“Everyone’s a photographer nowadays.” How many times have you heard this phrase? This video from Erik Wahlstrom addresses it, and deals with one question I’ve been thinking a lot – in this era when photography’s so available, what makes a photographer? If “everyone is a photographer,” is anyone?
This question has been on my mind a lot, and I never came up with a straightforward answer. I’m sure I’m a person some photographers would scoff at and say the phrase above. On the other hand, I think the same for some camera owners who present themselves as photographers. Everyone’s taking photos today, that’s for sure. But who, among all these people, can call themselves a photographer?
Joe Edelman addressed a similar issue in his excellent video “What does it mean to be a professional photographer.” While he focuses on professionals, Erik goes wider and focuses on photographers in general. As a hobbyist, this is what concerns me more and this is what I tend to think about more often.
The fact is that photography has become more available than ever. On the one hand, the very gear has become more easily accessible to everyone, considering that even phones can take photos of pretty good quality. On the other hand, it’s easier than ever to share your work, find the like-minded people and attract the audience. All this results in a vast amount of photos and those who take them. And in this sea of photos and people with cameras, does the word “photographer” still mean something?
As Erik says, he feels in his guts that it does. For example, you won’t call your aunt with her cat snapshots a photographer. Or a friend who shares stylish shots of his dinners on Instagram. But these are the extremes, and in reality – the line between a photographer and a camera owner is sometomes blurred.
So, is it a skill that makes you a photographer? Your knowledge of the craft, the willingness to learn, artistic expression, or something else? I believe it’s all of these things and more. I think it’s also the love you feel for the process of taking (creating) photos, rather than a need to shoot something just so you can post it on Instagram.
The bottom line is, according to Erik, that it all boils down to the perception. If you think of yourself as a photographer, it probably means you are one. Maybe it sounds simplified, but really, it all comes down to this. This sentence got me the closest to the answer I’ve been looking for.

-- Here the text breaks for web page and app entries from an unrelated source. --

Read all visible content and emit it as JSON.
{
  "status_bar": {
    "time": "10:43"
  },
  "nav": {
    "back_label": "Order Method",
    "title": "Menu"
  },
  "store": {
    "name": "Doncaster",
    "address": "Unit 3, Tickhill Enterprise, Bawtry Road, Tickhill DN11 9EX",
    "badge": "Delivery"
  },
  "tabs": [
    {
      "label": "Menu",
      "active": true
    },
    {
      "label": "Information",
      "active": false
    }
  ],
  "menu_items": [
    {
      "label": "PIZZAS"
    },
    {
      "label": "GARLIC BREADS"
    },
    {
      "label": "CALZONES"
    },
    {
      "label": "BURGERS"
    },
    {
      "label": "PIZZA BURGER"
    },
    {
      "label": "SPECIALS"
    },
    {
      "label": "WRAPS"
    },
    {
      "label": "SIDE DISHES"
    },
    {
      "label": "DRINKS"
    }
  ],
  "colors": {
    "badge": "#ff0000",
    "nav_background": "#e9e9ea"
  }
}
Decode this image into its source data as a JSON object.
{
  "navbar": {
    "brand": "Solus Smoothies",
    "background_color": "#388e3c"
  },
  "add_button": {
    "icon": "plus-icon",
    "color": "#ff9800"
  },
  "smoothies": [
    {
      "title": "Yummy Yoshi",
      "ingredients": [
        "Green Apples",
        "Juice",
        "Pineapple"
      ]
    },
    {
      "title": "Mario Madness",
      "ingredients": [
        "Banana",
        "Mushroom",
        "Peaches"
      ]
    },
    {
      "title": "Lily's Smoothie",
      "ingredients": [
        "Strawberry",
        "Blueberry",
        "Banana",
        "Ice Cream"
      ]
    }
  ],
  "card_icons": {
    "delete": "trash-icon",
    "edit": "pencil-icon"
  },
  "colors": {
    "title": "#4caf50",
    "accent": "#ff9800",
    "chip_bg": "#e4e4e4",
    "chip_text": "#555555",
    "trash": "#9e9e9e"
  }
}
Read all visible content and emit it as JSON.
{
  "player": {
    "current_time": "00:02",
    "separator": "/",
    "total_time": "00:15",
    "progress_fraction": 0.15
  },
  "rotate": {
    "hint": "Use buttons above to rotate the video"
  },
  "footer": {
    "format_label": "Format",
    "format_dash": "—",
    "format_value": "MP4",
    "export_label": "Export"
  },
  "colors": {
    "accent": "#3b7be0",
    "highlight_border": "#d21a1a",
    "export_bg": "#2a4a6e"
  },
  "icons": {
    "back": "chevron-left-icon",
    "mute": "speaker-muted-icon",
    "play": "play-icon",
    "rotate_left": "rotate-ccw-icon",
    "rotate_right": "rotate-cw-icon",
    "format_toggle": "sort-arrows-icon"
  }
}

I studied the English language. I make a living from one of the things I love most – writing. As for photography, I don’t live from it. There’s a ton of things I still haven’t tried in this field, and I still make rookie mistakes from time to time, even after all these years. But do I see myself as a photographer? Yes, I do.
With all my mistakes and slow learning, it’s one of the things that I believe defines me as a person. It’s something I couldn’t imagine my life without, no matter how cliché it may sound. In my case, I believe it’s the love for photography, constant learning and the artistic vision that make me a photographer (although I don’t see myself as a great one).
And what do you think? What separates a camera owner from a photographer? And what do you think makes you a photographer? Share your thoughts in the comments.
[What Makes a Photographer? | Erik Wahlstrom]